As various lockdown measures are being lifted across the world during the ongoing COVID-19 pandemic, people are slowly rejoining the workforce while taking all the necessary precautions. In the post-lockdown world, one of the biggest challenges for people would be to safely commute to work.
During the lockdown phase, services of trains and buses were reduced or canceled all over the world. But now, with restrictions being eased, passenger demand is expected to increase as well.
While this was inevitable, there would be an undeniable potential risk of infection on trains and buses, depending on how crowded they are. As you might be already aware, coronavirus spreads when an infected person coughs, sneezes, or exhales small droplets packed with the virus into the air. These droplets then can enter the body through the eyes, nose, and mouth, either directly or after touching an infected object.
Many governments have advised that avoiding public transportation is your best bet to keep yourself safe from the transmission of SARS-CoV-2 at present. While many will be able to take a personal vehicle to work, ride a bicycle, or even walk, that is not an option for everyone. A majority of people around the world require various forms of public transport to get to their workplace.
So, how can those people keep themselves safe in such a scenario?
Guidelines to follow while availing public transport
The U.S. Centers for Disease Control and Prevention (CDC) has released a set of guidelines to protect us when we are using public transportation. Let’s take a look at some of the safety tips they have shared for public transit.
Avoid touching things. Utilize no-touch payment methods, no-touch trash cans, and doors as much as you can. Carry a hand sanitizer with you always and wash your hands with it whenever you end up touching any frequently touched surfaces.
Practice physical distancing. If possible, try and travel during non-peak hours. Also, keep a distance of almost 6 feet (about 2 meters) between yourself and other people.
Your local transit authority might have put up physical distancing markers like floor decals or signs. Follow them properly.
If possible, skip a row of seats between yourself and other riders.
Practice hand hygiene. This might sound very basic right now but it is essential to make it into a habit when you travel. Carry a hand sanitizer containing at least 60% alcohol with you always. Wash your hands with soap and water for at least 20 seconds after you arrive at your destination.
Improve ventilation. If you are sharing a ride with someone, then it would be advisable to improve the ventilation of the vehicle. You can do this by opening windows or setting the air ventilation or air conditioning on non-recirculation mode.
Clean and disinfect surfaces. You should carry a disinfectant spray or disinfecting wipes to sanitize any frequently touched surfaces (handlebars, gears, braking handles, locks, etc.) before using them.
Keep yourself up-to-date. If you cannot avoid public transport in these times, then it is best to keep yourself up-to-date on any changes to services and procedures. This will be vital if you need any special assistance.
To keep your general commute as safe as possible, the CDC has also suggested some basic measures like wearing a cloth face covering, washing your hands for at least 20 seconds with soap and water, and avoiding touching your face.

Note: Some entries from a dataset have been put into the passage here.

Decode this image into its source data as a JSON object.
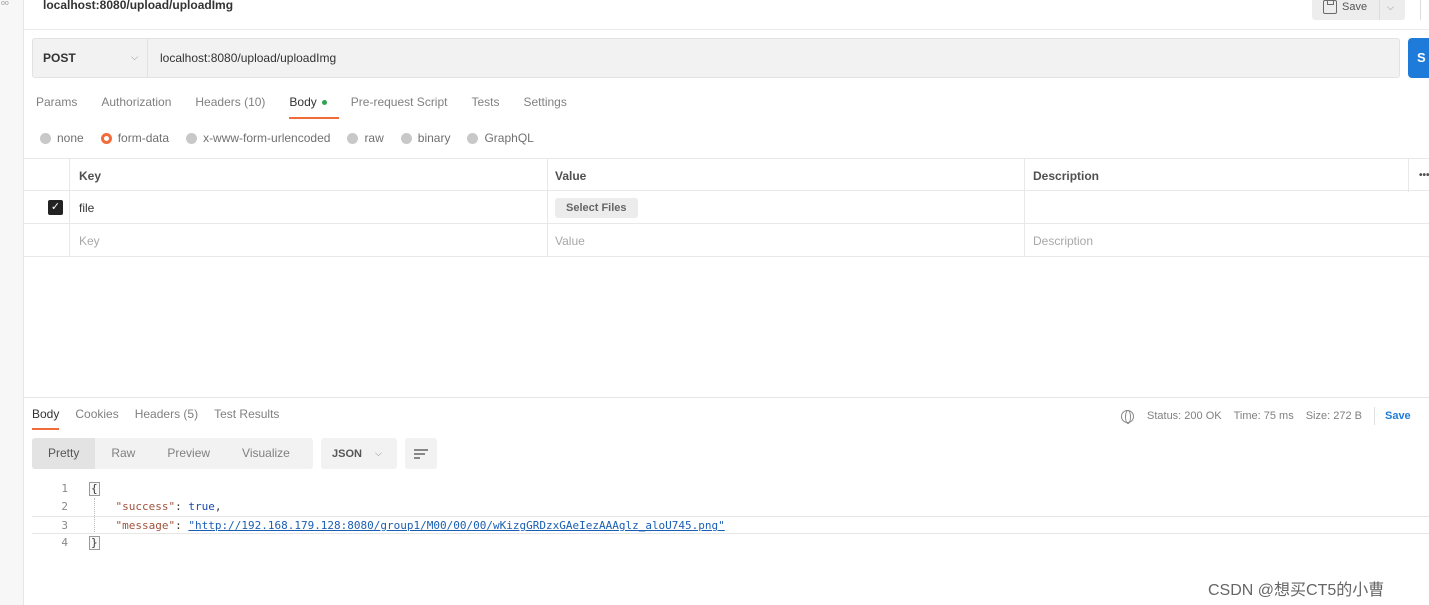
{
  "left_rail": {
    "tiny_text": "oo"
  },
  "title_bar": {
    "request_name": "localhost:8080/upload/uploadImg",
    "save_label": "Save"
  },
  "request": {
    "method": "POST",
    "url": "localhost:8080/upload/uploadImg",
    "send_label": "S"
  },
  "request_tabs": [
    "Params",
    "Authorization",
    "Headers (10)",
    "Body",
    "Pre-request Script",
    "Tests",
    "Settings"
  ],
  "body_types": [
    "none",
    "form-data",
    "x-www-form-urlencoded",
    "raw",
    "binary",
    "GraphQL"
  ],
  "table": {
    "headers": {
      "key": "Key",
      "value": "Value",
      "description": "Description",
      "more": "•••"
    },
    "row": {
      "key": "file",
      "value_button": "Select Files"
    },
    "empty_row": {
      "key": "Key",
      "value": "Value",
      "description": "Description"
    }
  },
  "response_tabs": [
    "Body",
    "Cookies",
    "Headers (5)",
    "Test Results"
  ],
  "response_status": {
    "status": "Status: 200 OK",
    "time": "Time: 75 ms",
    "size": "Size: 272 B",
    "save": "Save"
  },
  "view_tabs": [
    "Pretty",
    "Raw",
    "Preview",
    "Visualize"
  ],
  "format": "JSON",
  "code": {
    "line_numbers": [
      "1",
      "2",
      "3",
      "4"
    ],
    "open_brace": "{",
    "close_brace": "}",
    "success_key": "\"success\"",
    "success_value": "true",
    "message_key": "\"message\"",
    "message_value": "\"http://192.168.179.128:8080/group1/M00/00/00/wKizgGRDzxGAeIezAAAglz_aloU745.png\""
  },
  "watermark": "CSDN @想买CT5的小曹"
}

Take a look at a few of their most essential safety tips for all types of transportation.
- When you aren’t able to maintain physical distance between yourself and others in commute, it is best to wear a cloth face covering.

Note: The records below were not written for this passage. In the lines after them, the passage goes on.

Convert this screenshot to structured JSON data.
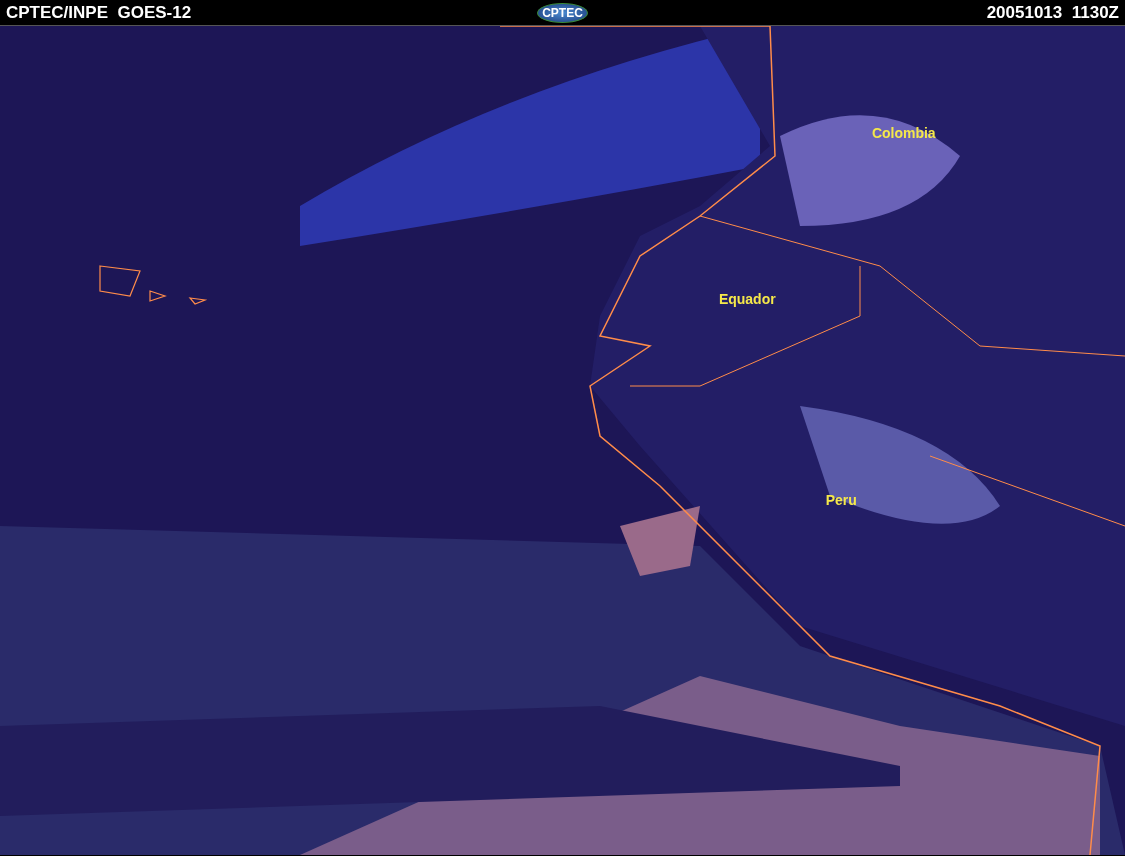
{
  "header": {
    "title": "CPTEC/INPE  GOES-12",
    "logo": "CPTEC",
    "timestamp": "20051013  1130Z"
  },
  "map": {
    "labels": [
      {
        "text": "Colombia"
      },
      {
        "text": "Equador"
      },
      {
        "text": "Peru"
      }
    ]
  }
}
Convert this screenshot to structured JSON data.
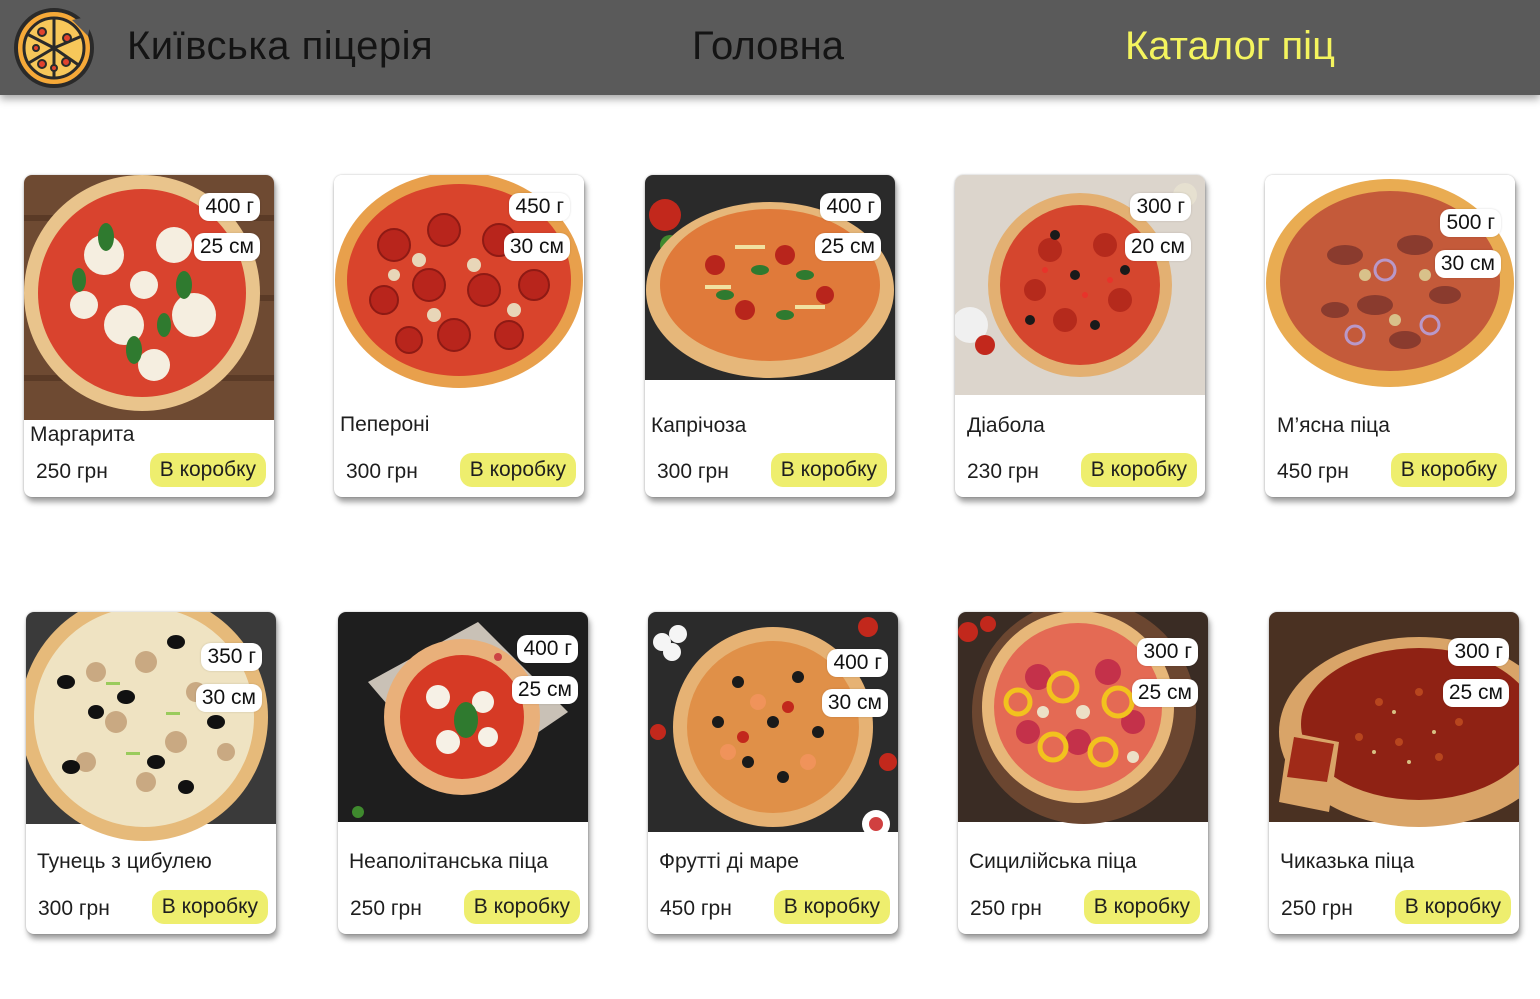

- If you’re older or have a disability or an underlying health condition, then it would be better to limit your travel as much as possible right now.
- If you are at greater risk, but simply have to avail of public transport, then try and get a “transportation buddy” along with you on the ride. They might assist you with any special needs that you have.
You can follow the full set of guidelines shared by the CDC on their website.
Many governments have suggested that people should consider all other forms of transport before using public transport. But as public transit is unavoidable in a majority of the cases, it is up to you to strictly follow the basic guidelines for safety while commuting to and from work and keep yourself protected.